Another time, in a long ago incarnation of me, I was again not at my best. I was young and new to St. Louis. I was taking classes and working full time, and was very fragile and bruised by life in general. One morning I was particularly overwhelmed in class. I had cut my hand very badly the night before, didn’t have health insurance to get it stitched up, and was having the damnedest time. It didn’t help that I had a manual transmission, and driving itself seemed like too much to handle. One fellow from the class came up to me as I was trying to juggle my books and get to my car. He asked me what the problem was, looked at the bandage job my friends and I had done and asked if I needed to go to the doctor. I told him no, I that didn’t have health insurance. He said, “You really need to get that looked at, I’ll drive you.” His unexpected kindness undid my defenses. He drove me to a doc-in-the-box, ran me around town and generally took care of me that day. I ended up getting stitches; we ended up friends. Several times he just swooped in for no reason and did very kind things for me. He made a huge difference in my life time and again. I doubt that he knows how much his actions meant to me, though I have tried to tell him. We’ve become friends, and it is so easy to understand the significance of a friend. But I will always treasure the kindness that he showed before he knew me well, and see that as the measure of him as a person.
I can’t count the number of times a few words shared with a stranger,or a surprise act of kindness, or an anonymous gesture of support have made a difference to me. They have taught me how easy it is to make an impact in the lives of those around us. The smallest acts of kindness can brighten a day. Large gestures aren’t necessary to lift someone out of a painful rut.
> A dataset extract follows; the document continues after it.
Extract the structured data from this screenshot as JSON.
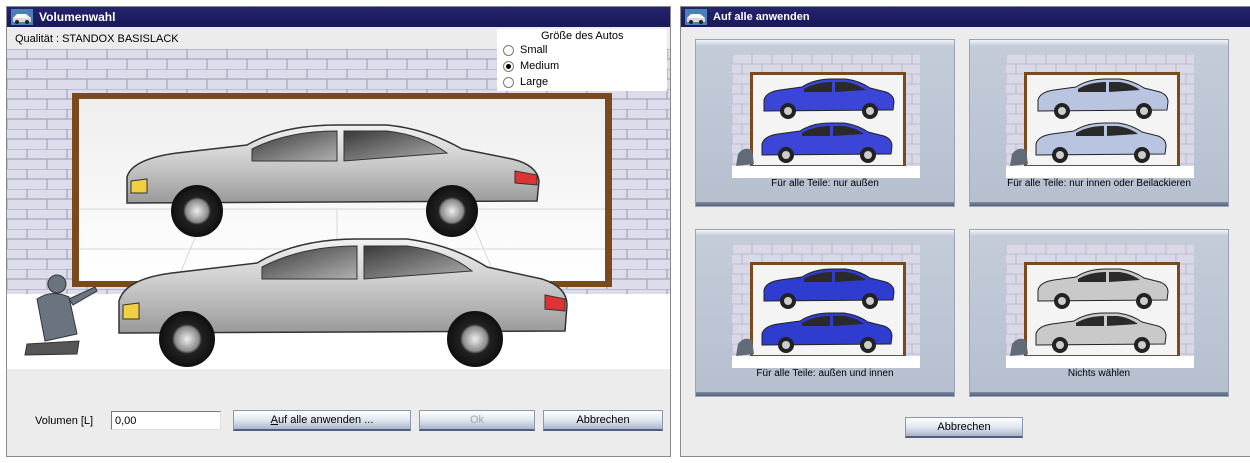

If we see the folks around us as human beings, if we discipline ourselves to look with compassionate eyes we can touch and be touched so easily. It can be hard to reach out to someone you don’t know well, or even to someone you do. Often folks often don’t understand acts of generosity without a return for the giver, even if the gift is only a kind word. And it can feel risky to reach out. It can be just as scary to offer kindness as it is to receive it, but truly wonderful things can grow from the little seeds we sow. Instead of waiting to feel compassion – which is a passive stance, decide to be compassionate. Embracing compassion as a discipline instead of a feeling has helped me act with kindness when I couldn’t before. One acts, instead of reacting, in relation to events or people or feelings. Choosing to act instead of reacting is itself centering and calming. People making that choice in a way that helps to build a world where compassion and kindness are not hoped for but expected – that is the world in which I want to live in. It is the world I choose right now.